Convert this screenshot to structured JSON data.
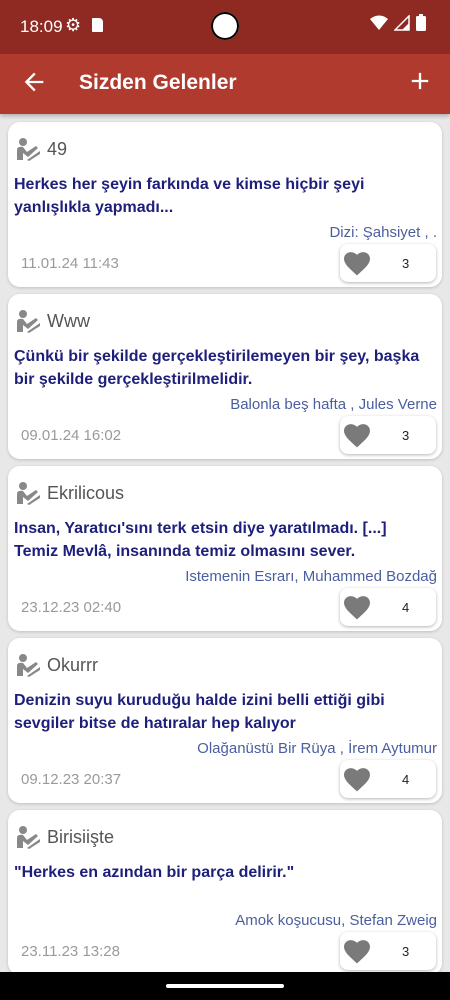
{
  "status": {
    "time": "18:09"
  },
  "appbar": {
    "title": "Sizden Gelenler"
  },
  "posts": [
    {
      "user": "49",
      "quote": "Herkes her şeyin farkında ve kimse hiçbir şeyi yanlışlıkla yapmadı...",
      "source": "Dizi: Şahsiyet , .",
      "date": "11.01.24 11:43",
      "likes": "3"
    },
    {
      "user": "Www",
      "quote": "Çünkü bir şekilde gerçekleştirilemeyen bir şey, başka bir şekilde gerçekleştirilmelidir.",
      "source": "Balonla beş hafta , Jules Verne",
      "date": "09.01.24 16:02",
      "likes": "3"
    },
    {
      "user": "Ekrilicous",
      "quote": "Insan, Yaratıcı'sını terk etsin diye yaratılmadı. [...] Temiz Mevlâ, insanında temiz olmasını sever.",
      "source": "Istemenin Esrarı, Muhammed Bozdağ",
      "date": "23.12.23 02:40",
      "likes": "4"
    },
    {
      "user": "Okurrr",
      "quote": "Denizin suyu kuruduğu halde izini belli ettiği gibi sevgiler bitse de hatıralar hep kalıyor",
      "source": "Olağanüstü Bir Rüya , İrem Aytumur",
      "date": "09.12.23 20:37",
      "likes": "4"
    },
    {
      "user": "Birisiişte",
      "quote": "\"Herkes en azından bir parça delirir.\"",
      "source": "Amok koşucusu, Stefan Zweig",
      "date": "23.11.23 13:28",
      "likes": "3"
    }
  ]
}
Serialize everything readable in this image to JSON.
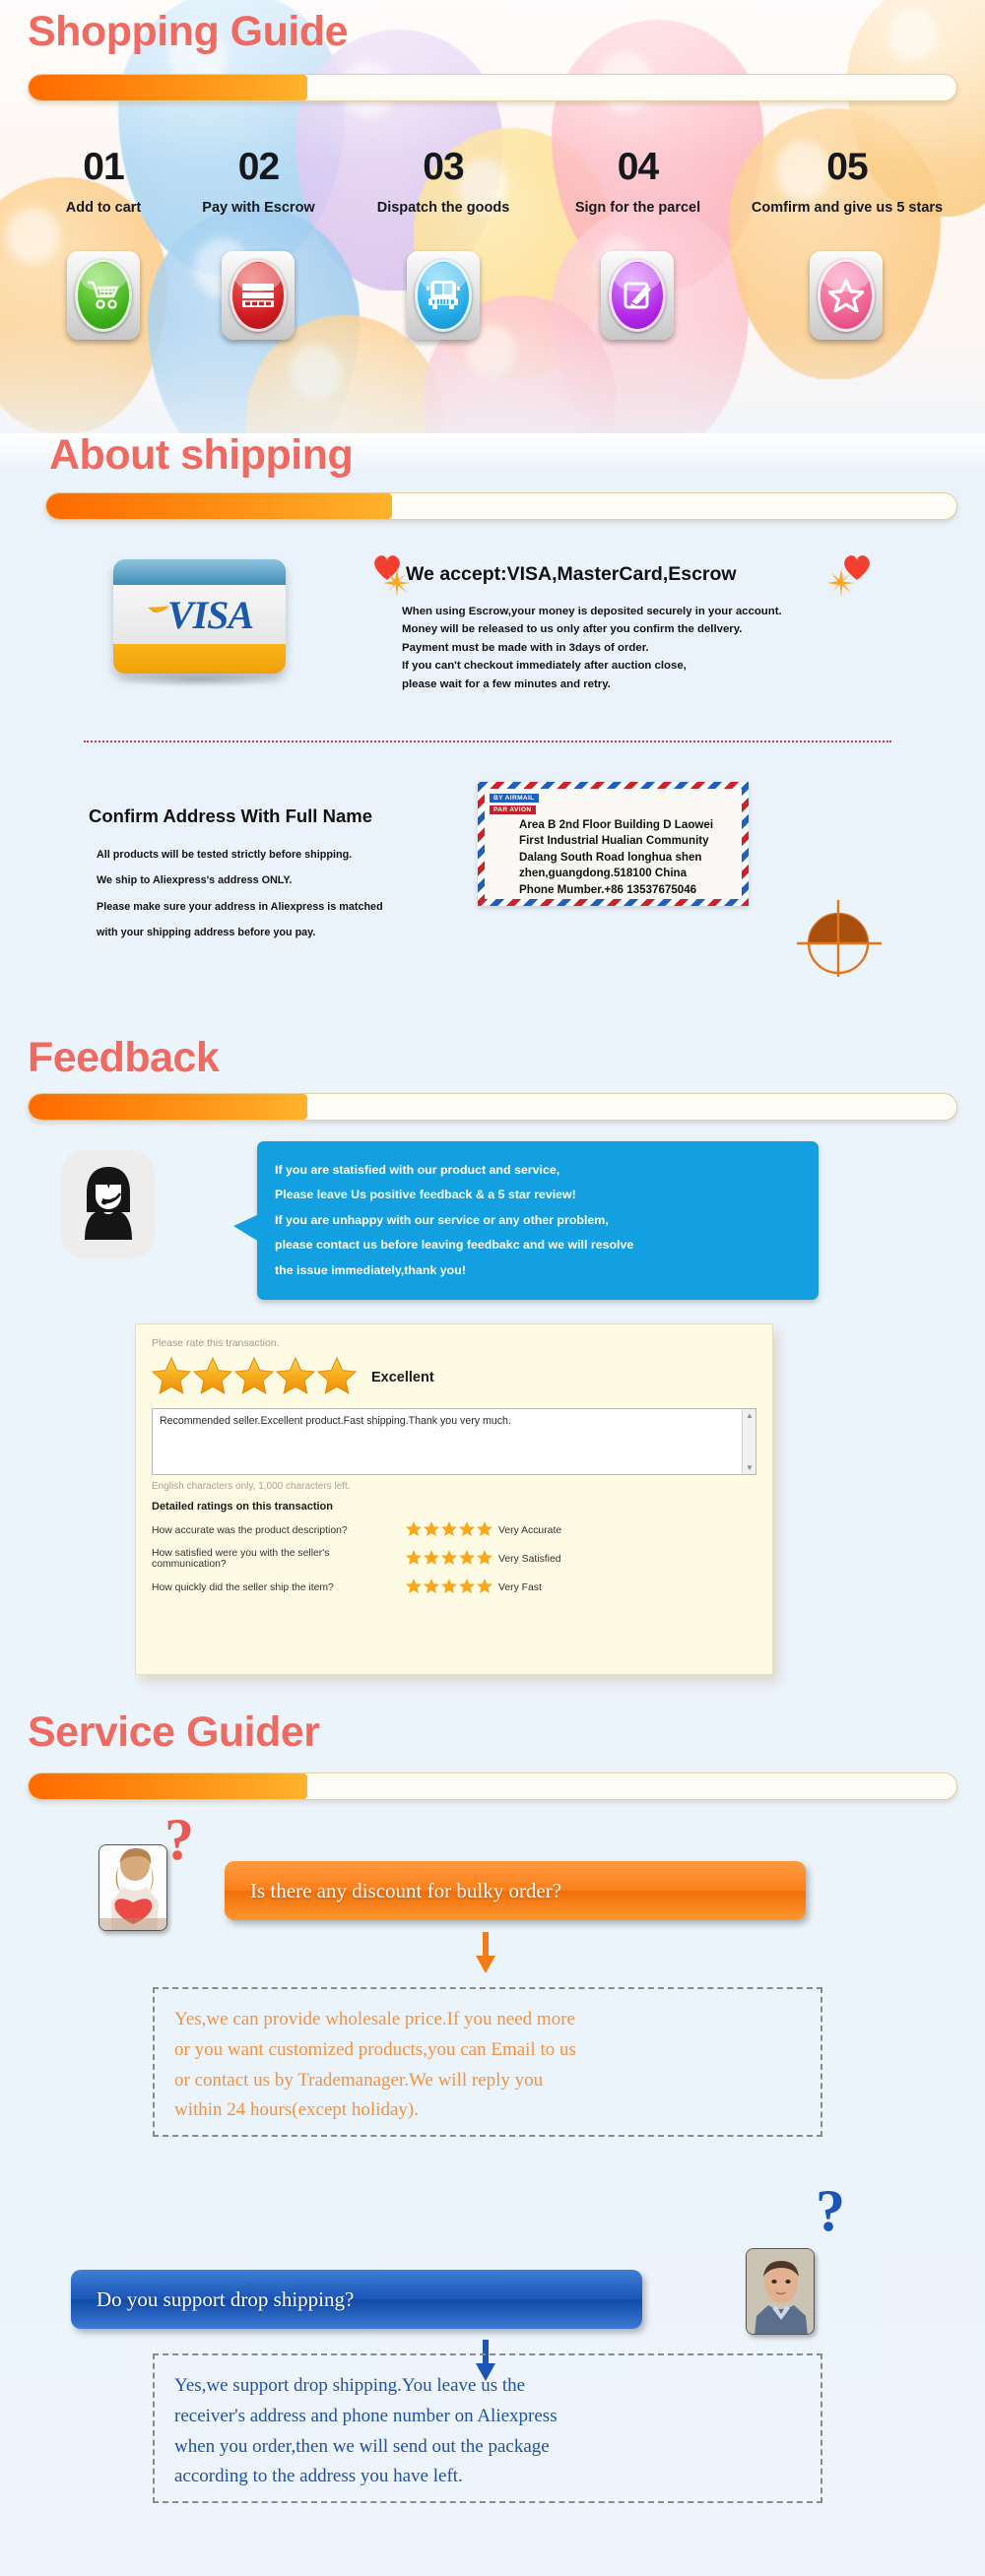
{
  "sections": {
    "shopping_guide": {
      "title": "Shopping Guide",
      "progress_pct": 30,
      "steps": [
        {
          "num": "01",
          "label": "Add to cart",
          "icon": "shopping-cart-icon",
          "color": "#3fb11c"
        },
        {
          "num": "02",
          "label": "Pay with Escrow",
          "icon": "credit-card-icon",
          "color": "#cf1c21"
        },
        {
          "num": "03",
          "label": "Dispatch the goods",
          "icon": "delivery-truck-icon",
          "color": "#22aae6"
        },
        {
          "num": "04",
          "label": "Sign for the parcel",
          "icon": "sign-document-icon",
          "color": "#b327e8"
        },
        {
          "num": "05",
          "label": "Comfirm and give us 5 stars",
          "icon": "star-icon",
          "color": "#ef5f92"
        }
      ]
    },
    "about_shipping": {
      "title": "About shipping",
      "progress_pct": 38,
      "card_brand": "VISA",
      "accept_heading": "We accept:VISA,MasterCard,Escrow",
      "accept_lines": [
        "When using Escrow,your money is deposited securely in your account.",
        "Money will be released to us only after you confirm the dellvery.",
        "Payment must be made with in 3days of order.",
        "If you can't checkout immediately after auction close,",
        "please wait for a few minutes and retry."
      ]
    },
    "confirm_address": {
      "title": "Confirm Address With Full Name",
      "lines": [
        "All products will be tested strictly before shipping.",
        "We ship to Aliexpress's address ONLY.",
        "Please make sure your address in Aliexpress is matched",
        "with your shipping address before you pay."
      ],
      "envelope": {
        "tag_airmail": "BY AIRMAIL",
        "tag_paravion": "PAR AVION",
        "address_lines": [
          "Area B 2nd Floor Building D Laowei",
          "First Industrial Hualian Community",
          "Dalang South Road longhua shen",
          "zhen,guangdong.518100  China",
          "Phone Mumber.+86 13537675046"
        ]
      }
    },
    "feedback": {
      "title": "Feedback",
      "progress_pct": 30,
      "bubble_lines": [
        "If you are statisfied with our product and service,",
        "Please leave Us positive feedback & a 5 star review!",
        "If you are unhappy with our service or any other problem,",
        "please contact us before leaving feedbakc and we will resolve",
        "the issue immediately,thank you!"
      ],
      "rating_card": {
        "hint": "Please rate this transaction.",
        "stars": 5,
        "rating_word": "Excellent",
        "review_text": "Recommended seller.Excellent product.Fast shipping.Thank you very much.",
        "chars_note": "English characters only, 1,000 characters left.",
        "detail_title": "Detailed ratings on this transaction",
        "detail_rows": [
          {
            "question": "How accurate was the product description?",
            "stars": 5,
            "answer": "Very Accurate"
          },
          {
            "question": "How satisfied were you with the seller's communication?",
            "stars": 5,
            "answer": "Very Satisfied"
          },
          {
            "question": "How quickly did the seller ship the item?",
            "stars": 5,
            "answer": "Very Fast"
          }
        ]
      }
    },
    "service_guider": {
      "title": "Service Guider",
      "progress_pct": 30,
      "qa": [
        {
          "question": "Is there any discount for bulky order?",
          "question_color": "#f57c13",
          "answer_lines": [
            "Yes,we can provide wholesale price.If you need more",
            "or you want customized products,you can Email to us",
            "or contact us by Trademanager.We will reply you",
            "within 24 hours(except holiday)."
          ],
          "answer_color": "#f6913f",
          "avatar": "woman-with-heart-photo",
          "qmark_color": "#ea5a52"
        },
        {
          "question": "Do you support drop shipping?",
          "question_color": "#1b55b8",
          "answer_lines": [
            "Yes,we support drop shipping.You leave us the",
            "receiver's address and phone number on Aliexpress",
            " when you order,then we will send out the package",
            " according to the address you have left."
          ],
          "answer_color": "#1f52a8",
          "avatar": "man-portrait-photo",
          "qmark_color": "#1b55b8"
        }
      ]
    }
  },
  "colors": {
    "heading": "#ef6b62",
    "bar_fill_start": "#ff6a00",
    "bar_fill_end": "#ffb32b",
    "bubble_blue": "#13a0e0",
    "star_gold": "#f7a91b"
  }
}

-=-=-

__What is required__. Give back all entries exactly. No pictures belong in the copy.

__Answer for this exercise__.
Convert this screenshot to structured JSON data.
{
  "status": {
    "time": "18:09"
  },
  "appbar": {
    "title": "Sizden Gelenler"
  },
  "posts": [
    {
      "user": "49",
      "quote": "Herkes her şeyin farkında ve kimse hiçbir şeyi yanlışlıkla yapmadı...",
      "source": "Dizi: Şahsiyet , .",
      "date": "11.01.24 11:43",
      "likes": "3"
    },
    {
      "user": "Www",
      "quote": "Çünkü bir şekilde gerçekleştirilemeyen bir şey, başka bir şekilde gerçekleştirilmelidir.",
      "source": "Balonla beş hafta , Jules Verne",
      "date": "09.01.24 16:02",
      "likes": "3"
    },
    {
      "user": "Ekrilicous",
      "quote": "Insan, Yaratıcı'sını terk etsin diye yaratılmadı. [...] Temiz Mevlâ, insanında temiz olmasını sever.",
      "source": "Istemenin Esrarı, Muhammed Bozdağ",
      "date": "23.12.23 02:40",
      "likes": "4"
    },
    {
      "user": "Okurrr",
      "quote": "Denizin suyu kuruduğu halde izini belli ettiği gibi sevgiler bitse de hatıralar hep kalıyor",
      "source": "Olağanüstü Bir Rüya , İrem Aytumur",
      "date": "09.12.23 20:37",
      "likes": "4"
    },
    {
      "user": "Birisiişte",
      "quote": "\"Herkes en azından bir parça delirir.\"",
      "source": "Amok koşucusu, Stefan Zweig",
      "date": "23.11.23 13:28",
      "likes": "3"
    }
  ]
}
Serialize everything readable in this image to JSON.
{
  "sections": {
    "shopping_guide": {
      "title": "Shopping Guide",
      "progress_pct": 30,
      "steps": [
        {
          "num": "01",
          "label": "Add to cart",
          "icon": "shopping-cart-icon",
          "color": "#3fb11c"
        },
        {
          "num": "02",
          "label": "Pay with Escrow",
          "icon": "credit-card-icon",
          "color": "#cf1c21"
        },
        {
          "num": "03",
          "label": "Dispatch the goods",
          "icon": "delivery-truck-icon",
          "color": "#22aae6"
        },
        {
          "num": "04",
          "label": "Sign for the parcel",
          "icon": "sign-document-icon",
          "color": "#b327e8"
        },
        {
          "num": "05",
          "label": "Comfirm and give us 5 stars",
          "icon": "star-icon",
          "color": "#ef5f92"
        }
      ]
    },
    "about_shipping": {
      "title": "About shipping",
      "progress_pct": 38,
      "card_brand": "VISA",
      "accept_heading": "We accept:VISA,MasterCard,Escrow",
      "accept_lines": [
        "When using Escrow,your money is deposited securely in your account.",
        "Money will be released to us only after you confirm the dellvery.",
        "Payment must be made with in 3days of order.",
        "If you can't checkout immediately after auction close,",
        "please wait for a few minutes and retry."
      ]
    },
    "confirm_address": {
      "title": "Confirm Address With Full Name",
      "lines": [
        "All products will be tested strictly before shipping.",
        "We ship to Aliexpress's address ONLY.",
        "Please make sure your address in Aliexpress is matched",
        "with your shipping address before you pay."
      ],
      "envelope": {
        "tag_airmail": "BY AIRMAIL",
        "tag_paravion": "PAR AVION",
        "address_lines": [
          "Area B 2nd Floor Building D Laowei",
          "First Industrial Hualian Community",
          "Dalang South Road longhua shen",
          "zhen,guangdong.518100  China",
          "Phone Mumber.+86 13537675046"
        ]
      }
    },
    "feedback": {
      "title": "Feedback",
      "progress_pct": 30,
      "bubble_lines": [
        "If you are statisfied with our product and service,",
        "Please leave Us positive feedback & a 5 star review!",
        "If you are unhappy with our service or any other problem,",
        "please contact us before leaving feedbakc and we will resolve",
        "the issue immediately,thank you!"
      ],
      "rating_card": {
        "hint": "Please rate this transaction.",
        "stars": 5,
        "rating_word": "Excellent",
        "review_text": "Recommended seller.Excellent product.Fast shipping.Thank you very much.",
        "chars_note": "English characters only, 1,000 characters left.",
        "detail_title": "Detailed ratings on this transaction",
        "detail_rows": [
          {
            "question": "How accurate was the product description?",
            "stars": 5,
            "answer": "Very Accurate"
          },
          {
            "question": "How satisfied were you with the seller's communication?",
            "stars": 5,
            "answer": "Very Satisfied"
          },
          {
            "question": "How quickly did the seller ship the item?",
            "stars": 5,
            "answer": "Very Fast"
          }
        ]
      }
    },
    "service_guider": {
      "title": "Service Guider",
      "progress_pct": 30,
      "qa": [
        {
          "question": "Is there any discount for bulky order?",
          "question_color": "#f57c13",
          "answer_lines": [
            "Yes,we can provide wholesale price.If you need more",
            "or you want customized products,you can Email to us",
            "or contact us by Trademanager.We will reply you",
            "within 24 hours(except holiday)."
          ],
          "answer_color": "#f6913f",
          "avatar": "woman-with-heart-photo",
          "qmark_color": "#ea5a52"
        },
        {
          "question": "Do you support drop shipping?",
          "question_color": "#1b55b8",
          "answer_lines": [
            "Yes,we support drop shipping.You leave us the",
            "receiver's address and phone number on Aliexpress",
            " when you order,then we will send out the package",
            " according to the address you have left."
          ],
          "answer_color": "#1f52a8",
          "avatar": "man-portrait-photo",
          "qmark_color": "#1b55b8"
        }
      ]
    }
  },
  "colors": {
    "heading": "#ef6b62",
    "bar_fill_start": "#ff6a00",
    "bar_fill_end": "#ffb32b",
    "bubble_blue": "#13a0e0",
    "star_gold": "#f7a91b"
  }
}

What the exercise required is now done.